DATASET EXCERPTS →
--------------------------------------------------
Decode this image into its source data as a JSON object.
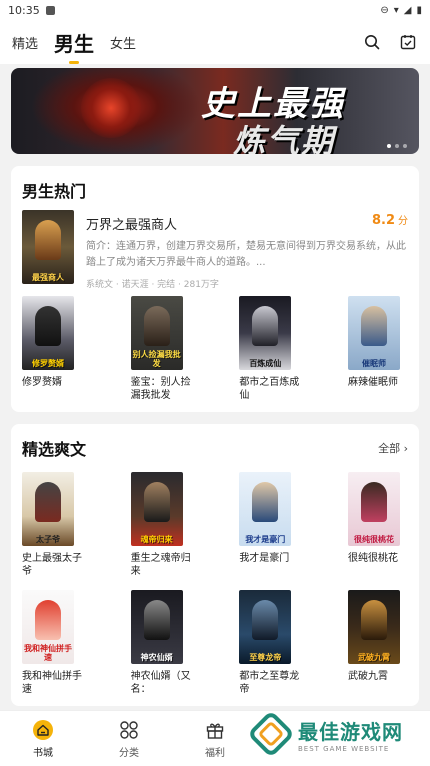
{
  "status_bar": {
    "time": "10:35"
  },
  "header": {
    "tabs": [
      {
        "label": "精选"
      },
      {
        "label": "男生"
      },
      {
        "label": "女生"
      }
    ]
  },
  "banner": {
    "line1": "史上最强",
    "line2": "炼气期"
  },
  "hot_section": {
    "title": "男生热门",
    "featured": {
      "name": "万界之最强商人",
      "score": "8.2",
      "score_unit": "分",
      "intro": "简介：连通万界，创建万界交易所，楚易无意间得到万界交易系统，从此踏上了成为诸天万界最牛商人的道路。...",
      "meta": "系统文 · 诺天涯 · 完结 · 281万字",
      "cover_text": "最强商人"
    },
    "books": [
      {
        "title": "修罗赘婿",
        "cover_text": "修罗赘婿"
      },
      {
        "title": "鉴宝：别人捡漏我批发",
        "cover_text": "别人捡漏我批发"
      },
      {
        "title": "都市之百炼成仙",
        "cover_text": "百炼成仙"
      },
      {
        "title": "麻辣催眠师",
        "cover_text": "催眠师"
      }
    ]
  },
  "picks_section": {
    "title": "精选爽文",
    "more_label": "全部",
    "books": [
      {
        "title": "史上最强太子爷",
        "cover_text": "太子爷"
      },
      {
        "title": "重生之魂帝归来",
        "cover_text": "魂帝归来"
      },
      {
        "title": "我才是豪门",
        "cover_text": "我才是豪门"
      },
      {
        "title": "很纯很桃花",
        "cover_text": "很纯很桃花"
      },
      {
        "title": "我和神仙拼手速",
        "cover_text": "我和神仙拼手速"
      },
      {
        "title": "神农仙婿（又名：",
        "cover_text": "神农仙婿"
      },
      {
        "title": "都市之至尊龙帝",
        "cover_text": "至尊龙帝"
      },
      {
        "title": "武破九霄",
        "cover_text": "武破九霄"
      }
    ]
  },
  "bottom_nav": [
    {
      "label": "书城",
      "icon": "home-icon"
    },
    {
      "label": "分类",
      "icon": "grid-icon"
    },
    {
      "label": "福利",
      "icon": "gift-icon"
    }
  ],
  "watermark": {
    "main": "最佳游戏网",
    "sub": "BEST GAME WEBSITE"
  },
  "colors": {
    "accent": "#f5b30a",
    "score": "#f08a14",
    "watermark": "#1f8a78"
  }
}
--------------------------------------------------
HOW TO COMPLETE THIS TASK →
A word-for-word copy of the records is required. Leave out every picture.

ANSWER →
Decode this image into its source data as a JSON object.
{
  "status_bar": {
    "time": "10:35"
  },
  "header": {
    "tabs": [
      {
        "label": "精选"
      },
      {
        "label": "男生"
      },
      {
        "label": "女生"
      }
    ]
  },
  "banner": {
    "line1": "史上最强",
    "line2": "炼气期"
  },
  "hot_section": {
    "title": "男生热门",
    "featured": {
      "name": "万界之最强商人",
      "score": "8.2",
      "score_unit": "分",
      "intro": "简介：连通万界，创建万界交易所，楚易无意间得到万界交易系统，从此踏上了成为诸天万界最牛商人的道路。...",
      "meta": "系统文 · 诺天涯 · 完结 · 281万字",
      "cover_text": "最强商人"
    },
    "books": [
      {
        "title": "修罗赘婿",
        "cover_text": "修罗赘婿"
      },
      {
        "title": "鉴宝：别人捡漏我批发",
        "cover_text": "别人捡漏我批发"
      },
      {
        "title": "都市之百炼成仙",
        "cover_text": "百炼成仙"
      },
      {
        "title": "麻辣催眠师",
        "cover_text": "催眠师"
      }
    ]
  },
  "picks_section": {
    "title": "精选爽文",
    "more_label": "全部",
    "books": [
      {
        "title": "史上最强太子爷",
        "cover_text": "太子爷"
      },
      {
        "title": "重生之魂帝归来",
        "cover_text": "魂帝归来"
      },
      {
        "title": "我才是豪门",
        "cover_text": "我才是豪门"
      },
      {
        "title": "很纯很桃花",
        "cover_text": "很纯很桃花"
      },
      {
        "title": "我和神仙拼手速",
        "cover_text": "我和神仙拼手速"
      },
      {
        "title": "神农仙婿（又名：",
        "cover_text": "神农仙婿"
      },
      {
        "title": "都市之至尊龙帝",
        "cover_text": "至尊龙帝"
      },
      {
        "title": "武破九霄",
        "cover_text": "武破九霄"
      }
    ]
  },
  "bottom_nav": [
    {
      "label": "书城",
      "icon": "home-icon"
    },
    {
      "label": "分类",
      "icon": "grid-icon"
    },
    {
      "label": "福利",
      "icon": "gift-icon"
    }
  ],
  "watermark": {
    "main": "最佳游戏网",
    "sub": "BEST GAME WEBSITE"
  },
  "colors": {
    "accent": "#f5b30a",
    "score": "#f08a14",
    "watermark": "#1f8a78"
  }
}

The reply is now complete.